== Segment start ==

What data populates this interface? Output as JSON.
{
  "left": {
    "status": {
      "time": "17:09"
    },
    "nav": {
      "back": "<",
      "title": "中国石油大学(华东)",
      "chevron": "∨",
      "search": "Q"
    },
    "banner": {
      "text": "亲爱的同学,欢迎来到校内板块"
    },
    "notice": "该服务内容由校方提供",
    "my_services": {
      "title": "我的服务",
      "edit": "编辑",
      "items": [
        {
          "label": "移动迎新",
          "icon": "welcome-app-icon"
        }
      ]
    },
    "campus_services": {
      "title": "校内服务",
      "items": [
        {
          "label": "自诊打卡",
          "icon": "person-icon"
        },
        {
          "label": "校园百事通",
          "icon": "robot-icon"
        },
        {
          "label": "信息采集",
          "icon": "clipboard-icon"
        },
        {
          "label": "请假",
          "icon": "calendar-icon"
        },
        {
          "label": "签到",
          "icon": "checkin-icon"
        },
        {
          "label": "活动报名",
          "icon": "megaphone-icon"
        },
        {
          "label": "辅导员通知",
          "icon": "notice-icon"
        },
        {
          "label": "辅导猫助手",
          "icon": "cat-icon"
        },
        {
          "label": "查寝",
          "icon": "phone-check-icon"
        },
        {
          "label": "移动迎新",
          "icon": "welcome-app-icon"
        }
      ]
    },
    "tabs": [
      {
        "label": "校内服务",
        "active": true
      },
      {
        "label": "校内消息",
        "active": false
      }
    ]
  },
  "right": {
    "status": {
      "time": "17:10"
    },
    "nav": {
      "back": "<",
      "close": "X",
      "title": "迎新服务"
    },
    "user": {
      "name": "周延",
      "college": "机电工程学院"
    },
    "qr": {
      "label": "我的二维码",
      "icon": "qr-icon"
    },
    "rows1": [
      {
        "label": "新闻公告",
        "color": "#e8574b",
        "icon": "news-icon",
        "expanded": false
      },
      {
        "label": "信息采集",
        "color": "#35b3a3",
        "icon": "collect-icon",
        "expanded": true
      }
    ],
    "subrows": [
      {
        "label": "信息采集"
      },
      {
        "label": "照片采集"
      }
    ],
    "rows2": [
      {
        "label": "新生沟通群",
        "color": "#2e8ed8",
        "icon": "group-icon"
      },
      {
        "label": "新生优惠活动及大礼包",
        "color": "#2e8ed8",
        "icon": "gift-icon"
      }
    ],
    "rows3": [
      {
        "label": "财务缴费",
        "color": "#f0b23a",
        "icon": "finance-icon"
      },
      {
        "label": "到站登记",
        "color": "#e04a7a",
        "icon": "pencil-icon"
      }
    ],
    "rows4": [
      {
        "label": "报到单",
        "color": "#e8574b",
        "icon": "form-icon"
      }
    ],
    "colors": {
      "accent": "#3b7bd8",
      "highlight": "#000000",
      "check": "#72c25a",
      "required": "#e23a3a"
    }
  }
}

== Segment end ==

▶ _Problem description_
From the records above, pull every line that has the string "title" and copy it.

▶ _Answer section_
      "title": "中国石油大学(华东)",
      "title": "我的服务",
      "title": "校内服务",
      "title": "迎新服务"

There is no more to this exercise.